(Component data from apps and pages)
***

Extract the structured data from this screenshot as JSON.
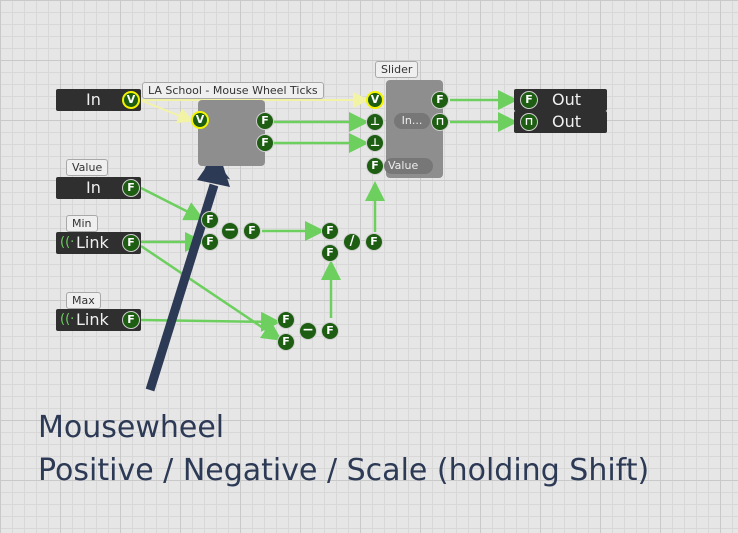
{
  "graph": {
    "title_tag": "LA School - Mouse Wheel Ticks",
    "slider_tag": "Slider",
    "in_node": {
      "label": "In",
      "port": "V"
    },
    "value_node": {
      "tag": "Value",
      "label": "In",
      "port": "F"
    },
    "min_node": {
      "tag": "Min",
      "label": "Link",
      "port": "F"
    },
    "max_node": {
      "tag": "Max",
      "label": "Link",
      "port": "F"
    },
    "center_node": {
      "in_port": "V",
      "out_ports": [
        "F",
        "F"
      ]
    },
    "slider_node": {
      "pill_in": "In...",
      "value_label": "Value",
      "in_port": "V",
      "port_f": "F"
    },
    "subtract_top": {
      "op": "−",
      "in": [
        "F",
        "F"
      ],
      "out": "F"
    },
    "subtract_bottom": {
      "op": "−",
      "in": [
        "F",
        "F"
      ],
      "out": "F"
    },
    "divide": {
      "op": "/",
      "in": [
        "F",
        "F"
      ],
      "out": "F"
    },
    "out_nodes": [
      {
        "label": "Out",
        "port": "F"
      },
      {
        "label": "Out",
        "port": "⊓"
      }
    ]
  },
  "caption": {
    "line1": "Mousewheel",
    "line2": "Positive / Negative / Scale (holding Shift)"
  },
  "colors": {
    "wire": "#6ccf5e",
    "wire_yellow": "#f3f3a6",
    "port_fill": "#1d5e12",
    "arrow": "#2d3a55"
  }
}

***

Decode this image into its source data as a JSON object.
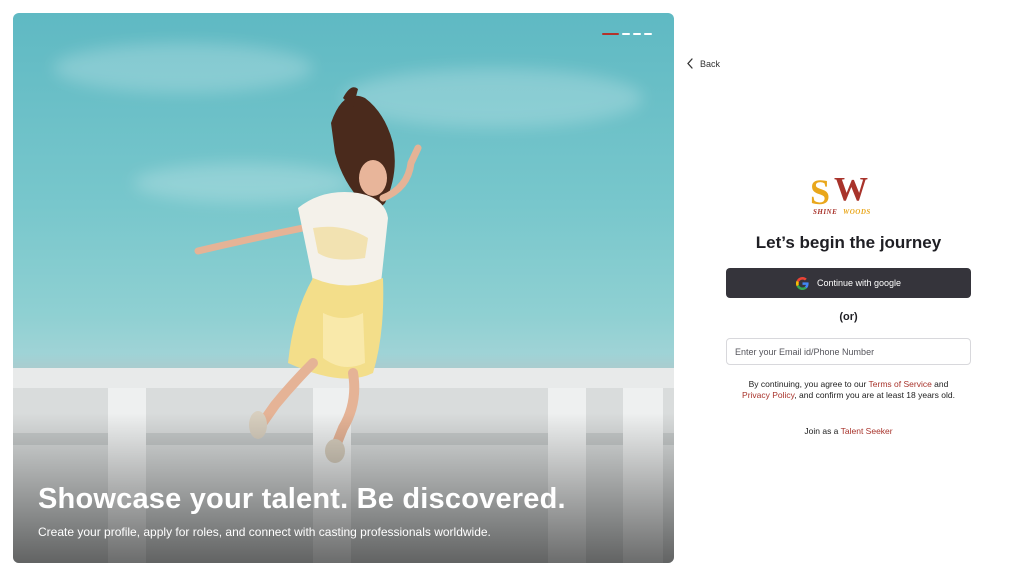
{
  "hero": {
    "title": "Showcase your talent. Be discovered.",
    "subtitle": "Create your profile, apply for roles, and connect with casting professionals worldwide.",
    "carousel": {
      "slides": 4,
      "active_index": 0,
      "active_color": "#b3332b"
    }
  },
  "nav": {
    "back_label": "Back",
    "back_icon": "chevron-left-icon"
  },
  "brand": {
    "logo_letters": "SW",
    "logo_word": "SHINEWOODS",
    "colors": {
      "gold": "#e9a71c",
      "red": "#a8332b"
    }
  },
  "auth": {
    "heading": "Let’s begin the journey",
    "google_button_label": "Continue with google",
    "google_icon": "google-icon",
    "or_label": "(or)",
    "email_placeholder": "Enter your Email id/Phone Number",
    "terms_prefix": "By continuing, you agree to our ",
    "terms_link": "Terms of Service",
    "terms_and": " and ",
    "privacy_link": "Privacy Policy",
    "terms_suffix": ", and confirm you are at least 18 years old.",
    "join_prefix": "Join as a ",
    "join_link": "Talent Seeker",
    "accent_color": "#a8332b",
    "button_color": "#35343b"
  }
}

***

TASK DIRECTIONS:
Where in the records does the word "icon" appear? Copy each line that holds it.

SOLVED EXERCISE:
    "back_icon": "chevron-left-icon"
    "google_icon": "google-icon",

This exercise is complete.